For her first Christmas, her aunties got her The Musical Life of Gustav Mole, illustrated by Kathryn Meyrick. Accompanying it were a CD, a game, and a puppet of Gustav, the violin-playing mole. The book was a little advanced for an eight-month-old, but now that she’s eighteen months, she enjoys it. She certainly enjoys the puppet.

Child's Play's Gustav Mole

She rediscovered it weeks ago, and it caught her fancy. He’s grey and adult-hand-sized – nothing like her wildly pink giant stuffed rabbit or her crazy striped monster Berger. Why this toy, then?

Her father had something – OK, everything – to do with it. He put the puppet on and talked for him, and he even had him play his stuffed violin! That’s all it took. Gustav became an object of fascination. He is easy to carry, and my daughter fell in love with him. She fell so in love, in fact, that she sucked, gnawed, and chewed the fur off of his nose. Poor Gustav!

He now has his own song, and she likes it best if we sing it over and over. “Tie!” she’ll say, as it comes to an end, holding up her index finger. And so, we begin again.

Oh, my name is Gustav Mole.
I like to dig a hole.
I burrow my nose into the ground,
and scratch my paws all around.
Dig, dig, diiiiig! Dig, dig, diiiig!

This, of course, is accompanied by nose burrowing and digging. Now, she delights in putting his nose to the ground and shouting “Dig!” herself.

But it’s not enough to know this one mole. Oh, no. She now recognizes – and points out with great delight – moles that show up in other books. Glory be to the mole!

I have to confess that she loved moles long before Gustav, although I don’t think that should take away anything from her love for him. Her first mole love was her mama.

Some babies love pacifiers, sucking on them to comfort themselves to sleep. Some babies suck their thumbs, finding comfort in connecting with themselves. At times, but not for long, my daughter has done both of these. She’s also pulled her ears. The thing she finds most comforting when she’s tired, however, nursing aside, is my mole. And in this case, no, I do not mean a pet mole or a stuffed mole; I mean the mole below my lip. When she’s tired or nearly asleep, her hand rises, like a helium balloon attached to her wrist and beyond her control. Like a heat-seeking missile, her aim is often good, finding her target directly. Mole! Other times, her hand pats around, sweeping my face and its familiar landmarks: Nose? No. Mouth? No. Teeth? Interesting, but not now. Cheek? Worth patting other times, but not now. Mole? Ahhhhh. I can feel her body sag with the relief of it. In the middle of the night, when she wakes up crying or talking in her sleep, wringing her hands with her sign for “book” and saying, “Tie! Tie!” (even in her sleep, she wants to be read to!), I work myself near her hand, and she gropes, not unlike a mole, in the dark for my mole, and, rubbing it like a sleep-inducing talisman (if only it were like the many talismans in Howard Pyle’s Twilight Land [our current read], bringing genies and wishes!), calms herself and often falls back asleep.

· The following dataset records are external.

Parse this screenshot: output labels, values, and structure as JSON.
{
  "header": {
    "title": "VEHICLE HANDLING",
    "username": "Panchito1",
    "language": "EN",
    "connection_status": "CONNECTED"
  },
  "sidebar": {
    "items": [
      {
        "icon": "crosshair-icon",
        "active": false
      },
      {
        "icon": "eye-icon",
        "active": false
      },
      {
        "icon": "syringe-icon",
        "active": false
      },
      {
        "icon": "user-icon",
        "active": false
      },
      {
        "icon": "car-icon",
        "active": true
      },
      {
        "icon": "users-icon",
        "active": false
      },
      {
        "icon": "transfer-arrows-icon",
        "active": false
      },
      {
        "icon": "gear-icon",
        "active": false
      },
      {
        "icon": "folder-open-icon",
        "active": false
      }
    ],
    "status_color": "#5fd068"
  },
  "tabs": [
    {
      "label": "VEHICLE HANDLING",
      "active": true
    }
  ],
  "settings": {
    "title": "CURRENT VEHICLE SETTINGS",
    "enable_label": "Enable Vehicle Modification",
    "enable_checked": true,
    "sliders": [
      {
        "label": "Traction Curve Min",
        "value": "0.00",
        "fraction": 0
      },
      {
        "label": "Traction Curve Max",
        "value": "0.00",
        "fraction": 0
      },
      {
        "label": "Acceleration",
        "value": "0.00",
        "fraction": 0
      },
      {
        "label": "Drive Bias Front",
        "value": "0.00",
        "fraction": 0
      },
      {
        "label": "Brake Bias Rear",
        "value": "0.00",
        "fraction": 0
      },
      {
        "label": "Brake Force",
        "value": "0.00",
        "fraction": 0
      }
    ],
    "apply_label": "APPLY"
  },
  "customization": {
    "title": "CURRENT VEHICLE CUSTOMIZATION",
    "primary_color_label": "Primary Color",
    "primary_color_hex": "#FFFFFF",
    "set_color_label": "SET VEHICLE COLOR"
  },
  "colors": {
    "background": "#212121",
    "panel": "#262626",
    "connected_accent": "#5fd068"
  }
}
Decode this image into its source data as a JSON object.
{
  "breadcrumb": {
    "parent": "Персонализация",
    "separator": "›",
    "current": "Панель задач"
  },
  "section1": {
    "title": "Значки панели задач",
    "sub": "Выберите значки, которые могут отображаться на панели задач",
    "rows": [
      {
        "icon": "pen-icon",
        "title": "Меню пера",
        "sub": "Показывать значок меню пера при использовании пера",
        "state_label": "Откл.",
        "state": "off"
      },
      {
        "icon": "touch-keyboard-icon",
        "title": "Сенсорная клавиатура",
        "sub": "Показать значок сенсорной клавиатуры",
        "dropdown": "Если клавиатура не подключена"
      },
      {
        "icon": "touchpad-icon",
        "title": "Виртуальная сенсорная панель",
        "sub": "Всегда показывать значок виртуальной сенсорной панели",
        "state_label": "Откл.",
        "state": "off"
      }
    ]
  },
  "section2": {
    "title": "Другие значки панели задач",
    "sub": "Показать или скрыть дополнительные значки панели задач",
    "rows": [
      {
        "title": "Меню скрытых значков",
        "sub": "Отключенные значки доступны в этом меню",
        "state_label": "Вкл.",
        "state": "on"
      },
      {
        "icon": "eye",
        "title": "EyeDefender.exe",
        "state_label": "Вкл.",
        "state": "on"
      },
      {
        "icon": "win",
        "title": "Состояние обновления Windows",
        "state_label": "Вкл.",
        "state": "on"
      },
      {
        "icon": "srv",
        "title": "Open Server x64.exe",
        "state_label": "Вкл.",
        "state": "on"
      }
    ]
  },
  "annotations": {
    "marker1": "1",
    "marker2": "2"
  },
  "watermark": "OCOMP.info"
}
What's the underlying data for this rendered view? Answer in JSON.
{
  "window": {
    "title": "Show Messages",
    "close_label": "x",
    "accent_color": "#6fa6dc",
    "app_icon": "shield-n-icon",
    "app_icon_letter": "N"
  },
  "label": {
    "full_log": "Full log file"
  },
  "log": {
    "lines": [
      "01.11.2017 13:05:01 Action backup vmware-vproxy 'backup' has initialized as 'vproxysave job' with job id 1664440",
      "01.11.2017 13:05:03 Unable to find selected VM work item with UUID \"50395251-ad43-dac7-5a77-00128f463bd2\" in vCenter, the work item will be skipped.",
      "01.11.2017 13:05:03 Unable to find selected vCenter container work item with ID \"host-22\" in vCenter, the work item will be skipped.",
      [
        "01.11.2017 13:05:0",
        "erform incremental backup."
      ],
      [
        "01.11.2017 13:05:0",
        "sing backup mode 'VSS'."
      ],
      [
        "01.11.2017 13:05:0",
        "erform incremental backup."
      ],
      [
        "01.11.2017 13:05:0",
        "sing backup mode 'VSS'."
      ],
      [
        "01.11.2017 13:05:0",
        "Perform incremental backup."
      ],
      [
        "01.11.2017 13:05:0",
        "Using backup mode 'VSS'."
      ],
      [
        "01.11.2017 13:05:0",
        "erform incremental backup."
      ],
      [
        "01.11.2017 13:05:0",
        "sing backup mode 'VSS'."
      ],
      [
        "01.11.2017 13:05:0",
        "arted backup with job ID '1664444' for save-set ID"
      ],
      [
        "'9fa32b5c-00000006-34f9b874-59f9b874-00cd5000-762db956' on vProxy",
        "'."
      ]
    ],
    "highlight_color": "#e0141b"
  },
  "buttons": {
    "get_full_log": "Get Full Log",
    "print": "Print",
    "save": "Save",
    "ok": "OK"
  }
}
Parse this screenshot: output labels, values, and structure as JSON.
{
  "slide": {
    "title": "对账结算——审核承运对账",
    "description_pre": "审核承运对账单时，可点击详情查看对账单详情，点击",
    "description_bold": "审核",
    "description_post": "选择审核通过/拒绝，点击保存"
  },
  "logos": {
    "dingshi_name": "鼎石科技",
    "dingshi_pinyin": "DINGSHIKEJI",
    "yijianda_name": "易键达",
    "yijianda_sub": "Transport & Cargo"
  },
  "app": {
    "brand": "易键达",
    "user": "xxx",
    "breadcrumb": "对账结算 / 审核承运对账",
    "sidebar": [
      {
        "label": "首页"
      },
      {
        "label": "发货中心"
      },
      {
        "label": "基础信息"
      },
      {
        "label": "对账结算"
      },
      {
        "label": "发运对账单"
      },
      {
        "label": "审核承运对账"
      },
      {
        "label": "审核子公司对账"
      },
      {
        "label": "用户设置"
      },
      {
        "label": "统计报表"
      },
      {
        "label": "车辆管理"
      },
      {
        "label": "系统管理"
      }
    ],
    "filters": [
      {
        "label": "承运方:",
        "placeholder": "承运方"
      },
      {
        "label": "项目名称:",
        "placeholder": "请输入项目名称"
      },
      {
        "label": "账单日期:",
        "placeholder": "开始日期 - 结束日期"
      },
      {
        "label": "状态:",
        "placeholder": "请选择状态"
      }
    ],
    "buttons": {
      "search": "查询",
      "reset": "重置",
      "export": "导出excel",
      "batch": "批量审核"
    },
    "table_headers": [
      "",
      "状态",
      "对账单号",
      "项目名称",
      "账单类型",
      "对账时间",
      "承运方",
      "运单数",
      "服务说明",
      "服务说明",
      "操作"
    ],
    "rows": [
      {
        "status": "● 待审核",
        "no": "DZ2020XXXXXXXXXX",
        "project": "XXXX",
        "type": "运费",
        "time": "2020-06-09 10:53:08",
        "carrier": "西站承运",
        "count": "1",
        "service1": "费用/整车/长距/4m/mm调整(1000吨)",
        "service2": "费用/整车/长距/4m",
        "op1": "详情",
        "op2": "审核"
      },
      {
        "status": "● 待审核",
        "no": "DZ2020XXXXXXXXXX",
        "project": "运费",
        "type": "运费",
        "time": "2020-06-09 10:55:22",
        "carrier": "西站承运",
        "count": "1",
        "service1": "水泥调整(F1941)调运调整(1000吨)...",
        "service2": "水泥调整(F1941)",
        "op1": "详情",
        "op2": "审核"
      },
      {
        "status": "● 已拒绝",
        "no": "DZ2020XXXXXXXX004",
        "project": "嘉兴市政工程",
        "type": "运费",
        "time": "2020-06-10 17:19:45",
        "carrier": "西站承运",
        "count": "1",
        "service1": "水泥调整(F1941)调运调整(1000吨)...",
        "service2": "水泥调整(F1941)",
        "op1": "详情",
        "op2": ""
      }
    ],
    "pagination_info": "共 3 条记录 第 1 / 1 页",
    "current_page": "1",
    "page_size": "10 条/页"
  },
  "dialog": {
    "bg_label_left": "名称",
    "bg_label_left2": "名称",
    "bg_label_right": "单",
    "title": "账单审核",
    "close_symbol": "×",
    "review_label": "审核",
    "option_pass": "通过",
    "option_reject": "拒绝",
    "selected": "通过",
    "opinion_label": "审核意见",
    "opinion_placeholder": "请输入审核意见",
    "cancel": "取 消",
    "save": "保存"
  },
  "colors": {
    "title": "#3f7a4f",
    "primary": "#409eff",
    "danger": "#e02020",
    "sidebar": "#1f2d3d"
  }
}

Thus, “mole” was an early word for her. “Mama,” she’d say, as she’d pat my cheek. “Mole,” she’d add, as she prodded and probed my protrusion. I have no doubt that, given ten or twenty or one hundred mamas, all lined up, my daughter could choose me, her one and only mama, out of a crowd. It might not be a glamorous reason – OK, so it’s not glamorous at all – but my daughter knows me.

Gustav’s reintroduction has had moles more firmly planted in her mind than ever. “Mole,” she’ll say as she touches my mole. “Mole,” she’ll say endearingly, as she touches the same mole-free place on my husband’s face. “Mole,” she’ll say as she looks in the mirror and touches the same mole-free place on her own face. Her reflection does not deter her. If Mama’s mole is there, just below her lip on the left side, well, then, so is hers.

Maybe her embracing of Gustav isn’t such a surprise, then. I’d already laid the groundwork for her love of moles, and he is awfully cute.  With a little luck, maybe she’ll find comfort in him the way she finds comfort in me.

Mama's Mole